#### DATA FOR THIS EXERCISE
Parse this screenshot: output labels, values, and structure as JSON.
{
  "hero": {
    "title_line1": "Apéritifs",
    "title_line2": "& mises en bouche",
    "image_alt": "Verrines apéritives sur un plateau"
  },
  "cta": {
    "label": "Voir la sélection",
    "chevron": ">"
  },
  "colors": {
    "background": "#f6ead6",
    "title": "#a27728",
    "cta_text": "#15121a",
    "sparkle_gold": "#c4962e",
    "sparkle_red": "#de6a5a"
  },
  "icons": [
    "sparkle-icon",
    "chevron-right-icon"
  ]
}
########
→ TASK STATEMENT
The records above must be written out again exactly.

→ SOLUTION TO THIS PROBLEM
Parse this screenshot: output labels, values, and structure as JSON.
{
  "hero": {
    "title_line1": "Apéritifs",
    "title_line2": "& mises en bouche",
    "image_alt": "Verrines apéritives sur un plateau"
  },
  "cta": {
    "label": "Voir la sélection",
    "chevron": ">"
  },
  "colors": {
    "background": "#f6ead6",
    "title": "#a27728",
    "cta_text": "#15121a",
    "sparkle_gold": "#c4962e",
    "sparkle_red": "#de6a5a"
  },
  "icons": [
    "sparkle-icon",
    "chevron-right-icon"
  ]
}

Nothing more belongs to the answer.